> **ASSIGNMENT**
Go through the data line by line. Copy each one holding the string "Wuhan".

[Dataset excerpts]
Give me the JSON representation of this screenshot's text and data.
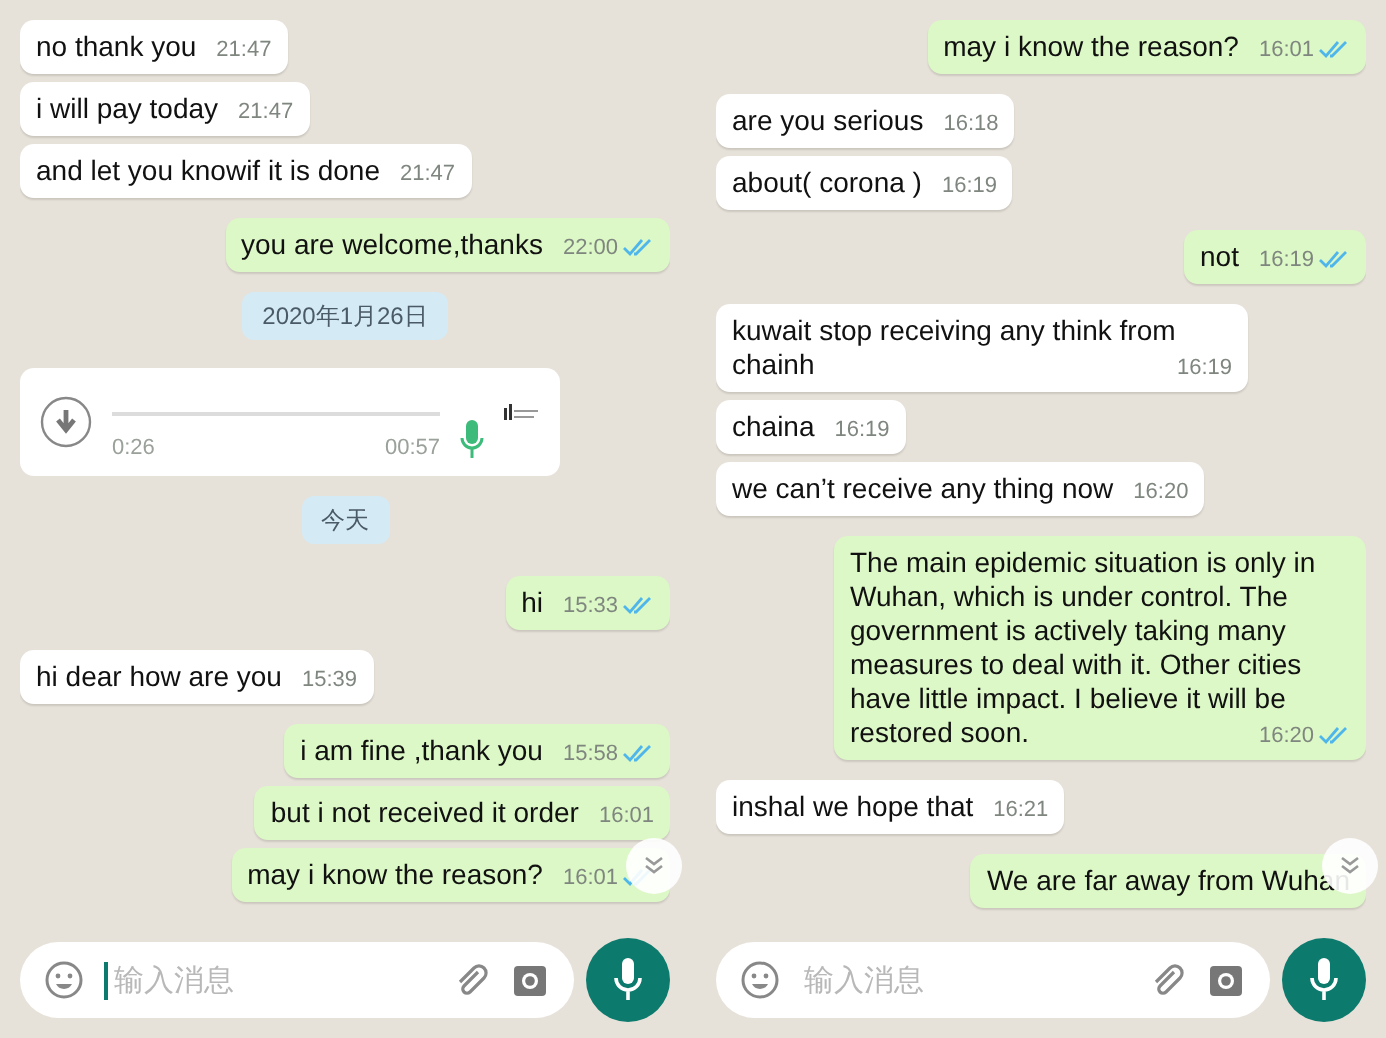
{
  "panels": [
    {
      "messages": [
        {
          "kind": "in",
          "text": "no thank you",
          "time": "21:47"
        },
        {
          "kind": "in",
          "text": "i will pay today",
          "time": "21:47"
        },
        {
          "kind": "in",
          "text": "and let you knowif it is done",
          "time": "21:47"
        },
        {
          "kind": "out",
          "text": "you are welcome,thanks",
          "time": "22:00",
          "read": true
        },
        {
          "kind": "date",
          "text": "2020年1月26日"
        },
        {
          "kind": "voice",
          "elapsed": "0:26",
          "duration": "00:57"
        },
        {
          "kind": "date",
          "text": "今天"
        },
        {
          "kind": "out",
          "text": "hi",
          "time": "15:33",
          "read": true
        },
        {
          "kind": "in",
          "text": "hi dear how are you",
          "time": "15:39"
        },
        {
          "kind": "out",
          "text": "i am fine ,thank you",
          "time": "15:58",
          "read": true
        },
        {
          "kind": "out",
          "text": "but i not received it order",
          "time": "16:01",
          "read": false
        },
        {
          "kind": "out",
          "text": "may i know the reason?",
          "time": "16:01",
          "read": true
        }
      ],
      "input": {
        "placeholder": "输入消息",
        "focused": true
      }
    },
    {
      "messages": [
        {
          "kind": "out",
          "text": "may i know the reason?",
          "time": "16:01",
          "read": true
        },
        {
          "kind": "in",
          "text": "are you serious",
          "time": "16:18"
        },
        {
          "kind": "in",
          "text": "about( corona )",
          "time": "16:19"
        },
        {
          "kind": "out",
          "text": "not",
          "time": "16:19",
          "read": true
        },
        {
          "kind": "in",
          "text": "kuwait stop receiving any think from chainh",
          "time": "16:19"
        },
        {
          "kind": "in",
          "text": "chaina",
          "time": "16:19"
        },
        {
          "kind": "in",
          "text": "we can’t receive any thing now",
          "time": "16:20"
        },
        {
          "kind": "out",
          "text": "The main epidemic situation is only in Wuhan, which is under control. The government is actively taking many measures to deal with it. Other cities have little impact. I believe it will be restored soon.",
          "time": "16:20",
          "read": true
        },
        {
          "kind": "in",
          "text": "inshal we hope that",
          "time": "16:21"
        },
        {
          "kind": "out",
          "text": "We are far away from Wuhan"
        }
      ],
      "input": {
        "placeholder": "输入消息",
        "focused": false
      }
    }
  ]
}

> **PROBLEM SOLUTION**
          "text": "The main epidemic situation is only in Wuhan, which is under control. The government is actively taking many measures to deal with it. Other cities have little impact. I believe it will be restored soon.",
          "text": "We are far away from Wuhan"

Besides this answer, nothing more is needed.